=== Dataset records ===
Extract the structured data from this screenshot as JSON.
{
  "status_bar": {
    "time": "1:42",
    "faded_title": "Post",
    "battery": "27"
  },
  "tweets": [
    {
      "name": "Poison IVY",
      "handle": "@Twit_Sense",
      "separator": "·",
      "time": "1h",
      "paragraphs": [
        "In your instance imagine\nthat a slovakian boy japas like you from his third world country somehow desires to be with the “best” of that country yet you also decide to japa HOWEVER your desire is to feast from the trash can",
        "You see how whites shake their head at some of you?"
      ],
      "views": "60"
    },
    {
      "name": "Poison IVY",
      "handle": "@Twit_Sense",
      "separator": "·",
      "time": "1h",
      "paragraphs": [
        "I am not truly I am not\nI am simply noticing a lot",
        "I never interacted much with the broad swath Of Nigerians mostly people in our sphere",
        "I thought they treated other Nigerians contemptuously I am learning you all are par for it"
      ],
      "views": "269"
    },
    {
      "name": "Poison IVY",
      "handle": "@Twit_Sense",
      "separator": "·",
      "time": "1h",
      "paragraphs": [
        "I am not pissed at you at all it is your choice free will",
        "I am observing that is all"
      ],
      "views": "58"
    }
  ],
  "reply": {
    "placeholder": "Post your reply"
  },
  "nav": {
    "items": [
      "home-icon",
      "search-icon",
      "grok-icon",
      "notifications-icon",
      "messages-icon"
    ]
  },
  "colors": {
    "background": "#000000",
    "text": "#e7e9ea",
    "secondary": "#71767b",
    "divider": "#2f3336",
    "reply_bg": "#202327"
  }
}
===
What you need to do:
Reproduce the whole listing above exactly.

Final answer:
Extract the structured data from this screenshot as JSON.
{
  "status_bar": {
    "time": "1:42",
    "faded_title": "Post",
    "battery": "27"
  },
  "tweets": [
    {
      "name": "Poison IVY",
      "handle": "@Twit_Sense",
      "separator": "·",
      "time": "1h",
      "paragraphs": [
        "In your instance imagine\nthat a slovakian boy japas like you from his third world country somehow desires to be with the “best” of that country yet you also decide to japa HOWEVER your desire is to feast from the trash can",
        "You see how whites shake their head at some of you?"
      ],
      "views": "60"
    },
    {
      "name": "Poison IVY",
      "handle": "@Twit_Sense",
      "separator": "·",
      "time": "1h",
      "paragraphs": [
        "I am not truly I am not\nI am simply noticing a lot",
        "I never interacted much with the broad swath Of Nigerians mostly people in our sphere",
        "I thought they treated other Nigerians contemptuously I am learning you all are par for it"
      ],
      "views": "269"
    },
    {
      "name": "Poison IVY",
      "handle": "@Twit_Sense",
      "separator": "·",
      "time": "1h",
      "paragraphs": [
        "I am not pissed at you at all it is your choice free will",
        "I am observing that is all"
      ],
      "views": "58"
    }
  ],
  "reply": {
    "placeholder": "Post your reply"
  },
  "nav": {
    "items": [
      "home-icon",
      "search-icon",
      "grok-icon",
      "notifications-icon",
      "messages-icon"
    ]
  },
  "colors": {
    "background": "#000000",
    "text": "#e7e9ea",
    "secondary": "#71767b",
    "divider": "#2f3336",
    "reply_bg": "#202327"
  }
}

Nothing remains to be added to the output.